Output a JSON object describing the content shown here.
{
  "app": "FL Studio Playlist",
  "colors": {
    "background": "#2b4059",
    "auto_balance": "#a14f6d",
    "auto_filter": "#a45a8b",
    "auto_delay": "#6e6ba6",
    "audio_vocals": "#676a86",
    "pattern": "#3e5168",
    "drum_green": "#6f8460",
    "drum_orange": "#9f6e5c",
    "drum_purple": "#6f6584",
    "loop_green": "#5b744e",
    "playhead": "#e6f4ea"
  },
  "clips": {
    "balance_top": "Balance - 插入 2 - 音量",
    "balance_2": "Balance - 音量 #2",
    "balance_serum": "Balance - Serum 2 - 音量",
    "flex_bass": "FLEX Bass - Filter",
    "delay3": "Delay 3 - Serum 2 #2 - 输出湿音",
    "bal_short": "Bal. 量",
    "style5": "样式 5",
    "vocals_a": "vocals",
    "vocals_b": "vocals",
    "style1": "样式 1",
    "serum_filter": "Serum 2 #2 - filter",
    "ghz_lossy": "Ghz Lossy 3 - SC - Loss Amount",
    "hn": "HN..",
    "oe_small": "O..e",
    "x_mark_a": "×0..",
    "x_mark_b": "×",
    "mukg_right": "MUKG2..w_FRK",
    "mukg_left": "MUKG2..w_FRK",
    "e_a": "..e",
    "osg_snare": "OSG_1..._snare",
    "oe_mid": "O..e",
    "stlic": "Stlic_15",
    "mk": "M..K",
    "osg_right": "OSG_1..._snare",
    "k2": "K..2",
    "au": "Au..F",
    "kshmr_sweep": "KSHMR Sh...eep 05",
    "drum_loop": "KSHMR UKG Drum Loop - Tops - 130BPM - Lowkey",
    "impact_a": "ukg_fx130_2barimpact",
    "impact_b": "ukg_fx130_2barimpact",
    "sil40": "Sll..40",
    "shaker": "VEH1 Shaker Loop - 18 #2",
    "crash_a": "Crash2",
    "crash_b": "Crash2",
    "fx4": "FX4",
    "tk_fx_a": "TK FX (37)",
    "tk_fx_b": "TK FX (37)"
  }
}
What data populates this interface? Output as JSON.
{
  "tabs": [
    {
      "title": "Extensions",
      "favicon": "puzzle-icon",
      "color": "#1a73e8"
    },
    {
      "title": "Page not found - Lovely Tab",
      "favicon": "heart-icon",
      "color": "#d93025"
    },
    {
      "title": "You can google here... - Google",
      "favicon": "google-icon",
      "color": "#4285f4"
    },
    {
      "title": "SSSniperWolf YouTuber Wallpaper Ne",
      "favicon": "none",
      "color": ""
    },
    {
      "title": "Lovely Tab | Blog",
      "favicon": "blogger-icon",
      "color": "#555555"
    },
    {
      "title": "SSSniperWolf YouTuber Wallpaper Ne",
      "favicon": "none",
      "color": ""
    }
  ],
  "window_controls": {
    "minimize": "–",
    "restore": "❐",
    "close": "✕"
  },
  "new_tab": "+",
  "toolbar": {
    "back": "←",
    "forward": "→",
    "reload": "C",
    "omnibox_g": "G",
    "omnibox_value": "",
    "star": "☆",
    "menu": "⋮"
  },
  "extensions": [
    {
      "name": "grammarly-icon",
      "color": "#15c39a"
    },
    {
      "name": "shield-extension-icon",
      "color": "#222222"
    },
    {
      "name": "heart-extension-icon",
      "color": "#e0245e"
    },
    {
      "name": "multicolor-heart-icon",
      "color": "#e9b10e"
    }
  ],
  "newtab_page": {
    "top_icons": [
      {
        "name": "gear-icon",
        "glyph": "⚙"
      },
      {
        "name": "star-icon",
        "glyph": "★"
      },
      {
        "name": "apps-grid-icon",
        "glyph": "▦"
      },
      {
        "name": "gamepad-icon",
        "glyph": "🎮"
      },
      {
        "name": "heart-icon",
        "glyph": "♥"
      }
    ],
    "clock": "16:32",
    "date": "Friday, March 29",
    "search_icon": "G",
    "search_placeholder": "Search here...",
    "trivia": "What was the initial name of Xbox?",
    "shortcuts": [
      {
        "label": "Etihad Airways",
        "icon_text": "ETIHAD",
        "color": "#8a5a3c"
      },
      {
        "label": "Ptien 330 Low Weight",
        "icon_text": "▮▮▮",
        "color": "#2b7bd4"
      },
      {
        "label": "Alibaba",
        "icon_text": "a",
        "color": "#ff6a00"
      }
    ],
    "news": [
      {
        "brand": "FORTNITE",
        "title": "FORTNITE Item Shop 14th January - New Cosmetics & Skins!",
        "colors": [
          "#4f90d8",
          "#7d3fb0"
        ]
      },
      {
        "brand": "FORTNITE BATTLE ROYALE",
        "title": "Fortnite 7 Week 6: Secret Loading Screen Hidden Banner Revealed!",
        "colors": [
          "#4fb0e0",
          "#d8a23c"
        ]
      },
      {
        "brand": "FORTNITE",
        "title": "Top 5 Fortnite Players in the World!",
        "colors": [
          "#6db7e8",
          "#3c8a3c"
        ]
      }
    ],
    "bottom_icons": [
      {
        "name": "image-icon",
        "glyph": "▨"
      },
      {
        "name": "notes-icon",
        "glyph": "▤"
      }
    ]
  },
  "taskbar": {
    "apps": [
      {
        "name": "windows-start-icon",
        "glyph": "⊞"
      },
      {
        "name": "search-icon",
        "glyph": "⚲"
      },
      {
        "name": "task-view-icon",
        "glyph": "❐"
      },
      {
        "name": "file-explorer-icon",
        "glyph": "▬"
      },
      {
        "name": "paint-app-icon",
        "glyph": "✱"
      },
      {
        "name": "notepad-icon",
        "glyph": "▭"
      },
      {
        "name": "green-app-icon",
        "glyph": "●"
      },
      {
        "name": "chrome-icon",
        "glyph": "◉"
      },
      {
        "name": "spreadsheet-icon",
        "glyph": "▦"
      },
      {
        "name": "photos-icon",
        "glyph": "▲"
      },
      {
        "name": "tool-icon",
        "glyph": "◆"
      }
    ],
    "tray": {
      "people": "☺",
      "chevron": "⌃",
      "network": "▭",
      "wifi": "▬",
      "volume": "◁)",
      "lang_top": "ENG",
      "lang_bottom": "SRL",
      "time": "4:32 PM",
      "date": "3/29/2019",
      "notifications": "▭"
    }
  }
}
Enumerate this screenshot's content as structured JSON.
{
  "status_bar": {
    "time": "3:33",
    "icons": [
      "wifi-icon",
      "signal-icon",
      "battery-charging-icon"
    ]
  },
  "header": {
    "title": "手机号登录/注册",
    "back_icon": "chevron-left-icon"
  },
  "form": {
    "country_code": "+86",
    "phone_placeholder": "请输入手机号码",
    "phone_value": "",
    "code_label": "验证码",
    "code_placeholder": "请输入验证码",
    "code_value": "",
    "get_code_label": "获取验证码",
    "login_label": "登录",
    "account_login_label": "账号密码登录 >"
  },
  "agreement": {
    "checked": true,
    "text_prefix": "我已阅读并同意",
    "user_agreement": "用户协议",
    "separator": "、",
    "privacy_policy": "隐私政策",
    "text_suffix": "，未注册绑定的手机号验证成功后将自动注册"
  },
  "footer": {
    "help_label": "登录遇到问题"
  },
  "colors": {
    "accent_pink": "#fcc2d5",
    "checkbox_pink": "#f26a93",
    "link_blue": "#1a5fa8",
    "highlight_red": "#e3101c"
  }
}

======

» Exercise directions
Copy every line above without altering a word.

» Written answer
Output a JSON object describing the content shown here.
{
  "app": "FL Studio Playlist",
  "colors": {
    "background": "#2b4059",
    "auto_balance": "#a14f6d",
    "auto_filter": "#a45a8b",
    "auto_delay": "#6e6ba6",
    "audio_vocals": "#676a86",
    "pattern": "#3e5168",
    "drum_green": "#6f8460",
    "drum_orange": "#9f6e5c",
    "drum_purple": "#6f6584",
    "loop_green": "#5b744e",
    "playhead": "#e6f4ea"
  },
  "clips": {
    "balance_top": "Balance - 插入 2 - 音量",
    "balance_2": "Balance - 音量 #2",
    "balance_serum": "Balance - Serum 2 - 音量",
    "flex_bass": "FLEX Bass - Filter",
    "delay3": "Delay 3 - Serum 2 #2 - 输出湿音",
    "bal_short": "Bal. 量",
    "style5": "样式 5",
    "vocals_a": "vocals",
    "vocals_b": "vocals",
    "style1": "样式 1",
    "serum_filter": "Serum 2 #2 - filter",
    "ghz_lossy": "Ghz Lossy 3 - SC - Loss Amount",
    "hn": "HN..",
    "oe_small": "O..e",
    "x_mark_a": "×0..",
    "x_mark_b": "×",
    "mukg_right": "MUKG2..w_FRK",
    "mukg_left": "MUKG2..w_FRK",
    "e_a": "..e",
    "osg_snare": "OSG_1..._snare",
    "oe_mid": "O..e",
    "stlic": "Stlic_15",
    "mk": "M..K",
    "osg_right": "OSG_1..._snare",
    "k2": "K..2",
    "au": "Au..F",
    "kshmr_sweep": "KSHMR Sh...eep 05",
    "drum_loop": "KSHMR UKG Drum Loop - Tops - 130BPM - Lowkey",
    "impact_a": "ukg_fx130_2barimpact",
    "impact_b": "ukg_fx130_2barimpact",
    "sil40": "Sll..40",
    "shaker": "VEH1 Shaker Loop - 18 #2",
    "crash_a": "Crash2",
    "crash_b": "Crash2",
    "fx4": "FX4",
    "tk_fx_a": "TK FX (37)",
    "tk_fx_b": "TK FX (37)"
  }
}
What data populates this interface? Output as JSON.
{
  "tabs": [
    {
      "title": "Extensions",
      "favicon": "puzzle-icon",
      "color": "#1a73e8"
    },
    {
      "title": "Page not found - Lovely Tab",
      "favicon": "heart-icon",
      "color": "#d93025"
    },
    {
      "title": "You can google here... - Google",
      "favicon": "google-icon",
      "color": "#4285f4"
    },
    {
      "title": "SSSniperWolf YouTuber Wallpaper Ne",
      "favicon": "none",
      "color": ""
    },
    {
      "title": "Lovely Tab | Blog",
      "favicon": "blogger-icon",
      "color": "#555555"
    },
    {
      "title": "SSSniperWolf YouTuber Wallpaper Ne",
      "favicon": "none",
      "color": ""
    }
  ],
  "window_controls": {
    "minimize": "–",
    "restore": "❐",
    "close": "✕"
  },
  "new_tab": "+",
  "toolbar": {
    "back": "←",
    "forward": "→",
    "reload": "C",
    "omnibox_g": "G",
    "omnibox_value": "",
    "star": "☆",
    "menu": "⋮"
  },
  "extensions": [
    {
      "name": "grammarly-icon",
      "color": "#15c39a"
    },
    {
      "name": "shield-extension-icon",
      "color": "#222222"
    },
    {
      "name": "heart-extension-icon",
      "color": "#e0245e"
    },
    {
      "name": "multicolor-heart-icon",
      "color": "#e9b10e"
    }
  ],
  "newtab_page": {
    "top_icons": [
      {
        "name": "gear-icon",
        "glyph": "⚙"
      },
      {
        "name": "star-icon",
        "glyph": "★"
      },
      {
        "name": "apps-grid-icon",
        "glyph": "▦"
      },
      {
        "name": "gamepad-icon",
        "glyph": "🎮"
      },
      {
        "name": "heart-icon",
        "glyph": "♥"
      }
    ],
    "clock": "16:32",
    "date": "Friday, March 29",
    "search_icon": "G",
    "search_placeholder": "Search here...",
    "trivia": "What was the initial name of Xbox?",
    "shortcuts": [
      {
        "label": "Etihad Airways",
        "icon_text": "ETIHAD",
        "color": "#8a5a3c"
      },
      {
        "label": "Ptien 330 Low Weight",
        "icon_text": "▮▮▮",
        "color": "#2b7bd4"
      },
      {
        "label": "Alibaba",
        "icon_text": "a",
        "color": "#ff6a00"
      }
    ],
    "news": [
      {
        "brand": "FORTNITE",
        "title": "FORTNITE Item Shop 14th January - New Cosmetics & Skins!",
        "colors": [
          "#4f90d8",
          "#7d3fb0"
        ]
      },
      {
        "brand": "FORTNITE BATTLE ROYALE",
        "title": "Fortnite 7 Week 6: Secret Loading Screen Hidden Banner Revealed!",
        "colors": [
          "#4fb0e0",
          "#d8a23c"
        ]
      },
      {
        "brand": "FORTNITE",
        "title": "Top 5 Fortnite Players in the World!",
        "colors": [
          "#6db7e8",
          "#3c8a3c"
        ]
      }
    ],
    "bottom_icons": [
      {
        "name": "image-icon",
        "glyph": "▨"
      },
      {
        "name": "notes-icon",
        "glyph": "▤"
      }
    ]
  },
  "taskbar": {
    "apps": [
      {
        "name": "windows-start-icon",
        "glyph": "⊞"
      },
      {
        "name": "search-icon",
        "glyph": "⚲"
      },
      {
        "name": "task-view-icon",
        "glyph": "❐"
      },
      {
        "name": "file-explorer-icon",
        "glyph": "▬"
      },
      {
        "name": "paint-app-icon",
        "glyph": "✱"
      },
      {
        "name": "notepad-icon",
        "glyph": "▭"
      },
      {
        "name": "green-app-icon",
        "glyph": "●"
      },
      {
        "name": "chrome-icon",
        "glyph": "◉"
      },
      {
        "name": "spreadsheet-icon",
        "glyph": "▦"
      },
      {
        "name": "photos-icon",
        "glyph": "▲"
      },
      {
        "name": "tool-icon",
        "glyph": "◆"
      }
    ],
    "tray": {
      "people": "☺",
      "chevron": "⌃",
      "network": "▭",
      "wifi": "▬",
      "volume": "◁)",
      "lang_top": "ENG",
      "lang_bottom": "SRL",
      "time": "4:32 PM",
      "date": "3/29/2019",
      "notifications": "▭"
    }
  }
}
Enumerate this screenshot's content as structured JSON.
{
  "status_bar": {
    "time": "3:33",
    "icons": [
      "wifi-icon",
      "signal-icon",
      "battery-charging-icon"
    ]
  },
  "header": {
    "title": "手机号登录/注册",
    "back_icon": "chevron-left-icon"
  },
  "form": {
    "country_code": "+86",
    "phone_placeholder": "请输入手机号码",
    "phone_value": "",
    "code_label": "验证码",
    "code_placeholder": "请输入验证码",
    "code_value": "",
    "get_code_label": "获取验证码",
    "login_label": "登录",
    "account_login_label": "账号密码登录 >"
  },
  "agreement": {
    "checked": true,
    "text_prefix": "我已阅读并同意",
    "user_agreement": "用户协议",
    "separator": "、",
    "privacy_policy": "隐私政策",
    "text_suffix": "，未注册绑定的手机号验证成功后将自动注册"
  },
  "footer": {
    "help_label": "登录遇到问题"
  },
  "colors": {
    "accent_pink": "#fcc2d5",
    "checkbox_pink": "#f26a93",
    "link_blue": "#1a5fa8",
    "highlight_red": "#e3101c"
  }
}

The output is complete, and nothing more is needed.